This week the Atlanta Business Chronicle had an article that quoted the new head of the NHLPA union that NHL revenues are up substantially. If the numbers he quoted are close to the final figures for the 2007-08 season then the salary cap is going to take another jump up in 2008-09. The top of the cap will rise from about $39 in 05-06 to $45 in 06-07 to $50 million in 07-08 to about $55 million in 08-09.

The CBA between the players and owners sets both a cap on spending a floor on spending. If the salary cap rises to $55 million next year that means that the salary floor will go up to $39 million. That's right in 2008 the salary cap minimum will be the same number as the cap maximum was back in 2005--holy cow that's a fast rise!

Why is the cap going up so quickly? 1) Major shifts in the value of the US and Canadian dollar 2) ticket price increases in some markets 3) the new TV contract in Canada will bring in $100 million 4) attendance rebound in some markets like St. Louis.

Roughly speaking we can divide the NHL into three groups 1) 6 Canadian teams, 2) 13 US teams in traditional hockey markets, 3) 11 US teams in non-traditional markets. Back before the lockout the six Canadian clubs were being squeezed by the weakness of the Canadian dollar (they had to pay their players in US currency but ticket were priced in Canadian currency) and some of the smaller Canadian markets such as Calgary, Edmonton and Ottawa were losing significant amounts of money.

Fast forward 10 years and there has been a massive swing in exchange rates and the Canadian currency is trading higher than the US dollar. This doesn't hurt the NHL teams in traditional markets so much because most have robust attendance, but it does hurt a number of the non-traditional teams such as Atlanta where ticket sales are far from automatic.

Here's the key part of the problem. Player compensation is determined by the overall amount of money the NHL brings in the door. That number is going up overall, but the increase is more heavily concentrated in the six Canadian teams. So Atlanta is going to be required to spend more on salaries regardless of their local revenues because more money is flowing to the league north of the border. We are now stuck in the same situation that Edmonton and Calgary were a couple of years ago where the exchange rate is becoming a major factor in the economics of our local hockey franchise.

When Atlanta Spirit took over this team they spent to the cap max the first two seasons ($39 million, $45 million) , even though they lost substantial amounts of money. This season the team is on pace to spend $44.2 (according to Irish Blues great website). They could still add some salary but from the outside it looks like they are working with a budget of in the neighborhood of $45 million and I assume they will probably lose $5-10 million this year.

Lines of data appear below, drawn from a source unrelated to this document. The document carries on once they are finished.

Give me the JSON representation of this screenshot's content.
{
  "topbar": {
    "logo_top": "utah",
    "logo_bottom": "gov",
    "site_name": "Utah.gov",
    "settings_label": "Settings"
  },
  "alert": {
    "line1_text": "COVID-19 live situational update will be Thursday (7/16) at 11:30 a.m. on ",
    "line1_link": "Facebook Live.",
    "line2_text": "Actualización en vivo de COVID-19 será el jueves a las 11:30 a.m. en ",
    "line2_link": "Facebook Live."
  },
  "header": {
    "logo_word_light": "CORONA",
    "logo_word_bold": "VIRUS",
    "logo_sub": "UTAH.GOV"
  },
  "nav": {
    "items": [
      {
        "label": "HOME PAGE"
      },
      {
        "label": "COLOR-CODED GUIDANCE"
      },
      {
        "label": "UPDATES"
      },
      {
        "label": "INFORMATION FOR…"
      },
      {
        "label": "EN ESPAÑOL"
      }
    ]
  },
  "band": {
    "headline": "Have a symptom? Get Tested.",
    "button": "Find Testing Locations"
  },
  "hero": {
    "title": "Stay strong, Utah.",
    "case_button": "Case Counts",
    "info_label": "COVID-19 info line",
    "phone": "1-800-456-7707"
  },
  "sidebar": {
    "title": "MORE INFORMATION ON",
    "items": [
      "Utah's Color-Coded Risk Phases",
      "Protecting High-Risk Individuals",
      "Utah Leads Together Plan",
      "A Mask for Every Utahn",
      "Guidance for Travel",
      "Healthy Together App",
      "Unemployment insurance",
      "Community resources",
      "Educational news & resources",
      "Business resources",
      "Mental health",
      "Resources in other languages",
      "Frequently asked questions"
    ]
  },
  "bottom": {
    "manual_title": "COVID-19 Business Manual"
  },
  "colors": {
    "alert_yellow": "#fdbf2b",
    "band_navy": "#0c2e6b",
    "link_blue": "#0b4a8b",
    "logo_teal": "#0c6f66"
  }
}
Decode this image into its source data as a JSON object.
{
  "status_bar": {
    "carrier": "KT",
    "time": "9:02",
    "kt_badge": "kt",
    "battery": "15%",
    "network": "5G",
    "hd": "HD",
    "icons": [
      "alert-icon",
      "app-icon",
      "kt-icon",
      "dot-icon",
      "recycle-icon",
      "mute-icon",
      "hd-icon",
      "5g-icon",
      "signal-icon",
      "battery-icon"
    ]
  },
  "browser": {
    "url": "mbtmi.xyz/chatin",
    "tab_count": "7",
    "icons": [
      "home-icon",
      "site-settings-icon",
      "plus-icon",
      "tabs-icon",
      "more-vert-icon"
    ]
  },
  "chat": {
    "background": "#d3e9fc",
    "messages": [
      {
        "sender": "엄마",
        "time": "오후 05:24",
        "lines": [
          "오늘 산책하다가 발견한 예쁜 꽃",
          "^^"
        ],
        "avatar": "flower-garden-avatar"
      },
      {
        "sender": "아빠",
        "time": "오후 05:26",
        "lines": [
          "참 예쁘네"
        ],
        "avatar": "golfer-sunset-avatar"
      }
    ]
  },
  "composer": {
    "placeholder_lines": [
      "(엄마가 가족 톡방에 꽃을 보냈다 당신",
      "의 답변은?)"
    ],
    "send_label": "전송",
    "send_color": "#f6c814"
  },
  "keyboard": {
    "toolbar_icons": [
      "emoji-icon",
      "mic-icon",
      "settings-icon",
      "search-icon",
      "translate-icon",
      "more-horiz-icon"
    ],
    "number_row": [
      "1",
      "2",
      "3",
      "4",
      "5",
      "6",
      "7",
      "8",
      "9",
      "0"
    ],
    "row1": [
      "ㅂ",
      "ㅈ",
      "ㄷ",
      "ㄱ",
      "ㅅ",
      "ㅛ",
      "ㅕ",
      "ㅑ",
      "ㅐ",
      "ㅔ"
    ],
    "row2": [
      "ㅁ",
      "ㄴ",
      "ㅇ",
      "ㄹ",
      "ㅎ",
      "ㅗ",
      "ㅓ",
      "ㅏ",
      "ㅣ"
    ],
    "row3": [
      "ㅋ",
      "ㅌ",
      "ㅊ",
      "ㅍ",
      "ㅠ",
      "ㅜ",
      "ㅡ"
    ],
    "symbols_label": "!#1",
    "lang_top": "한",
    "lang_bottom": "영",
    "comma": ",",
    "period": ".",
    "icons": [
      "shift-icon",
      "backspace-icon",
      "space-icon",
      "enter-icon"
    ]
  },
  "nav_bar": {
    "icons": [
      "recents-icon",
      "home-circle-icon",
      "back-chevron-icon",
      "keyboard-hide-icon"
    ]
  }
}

I'm still very bullish on Atlanta as a hockey market in the long term. There are 5 million people here and almost 1 million Yankee born) but if you're the owners those losses are real money. The problem is that for the foreseeable future this team is going to lose money. Even if the Thrashers spent the bare minimum they would likely finish in the red--now that minimum is rising fast each year. At some point this club needs to start showing major increases in revenues.

There are many sports team owners out there who operate their teams at a yearly loss because of tax write offs. They know they will get paid when they sell the team because the sports franchises appreciate substantially. If Belkin wins who knows maybe he would sell of the Thrashers (but keep them in his building) to cut his losses. If the Spirit Group wins they may choose to bring in another partner to provide cash to help cover those annual losses and buyout Belkin's share. Honestly I have no idea how they would handle the situation but the owners have to be talking about these issues with each other.

I am not worried about this team moving. But I am worried that this team will lose so much money that ownership will spend closer to the bottom than the top of the salary cap. As a fan I'd rather see my GM go into each season able to spend as much money as the Rangers, Red Wings, Flyers and Maple Leafs but this seems unlikely to happen again in this market in the near future.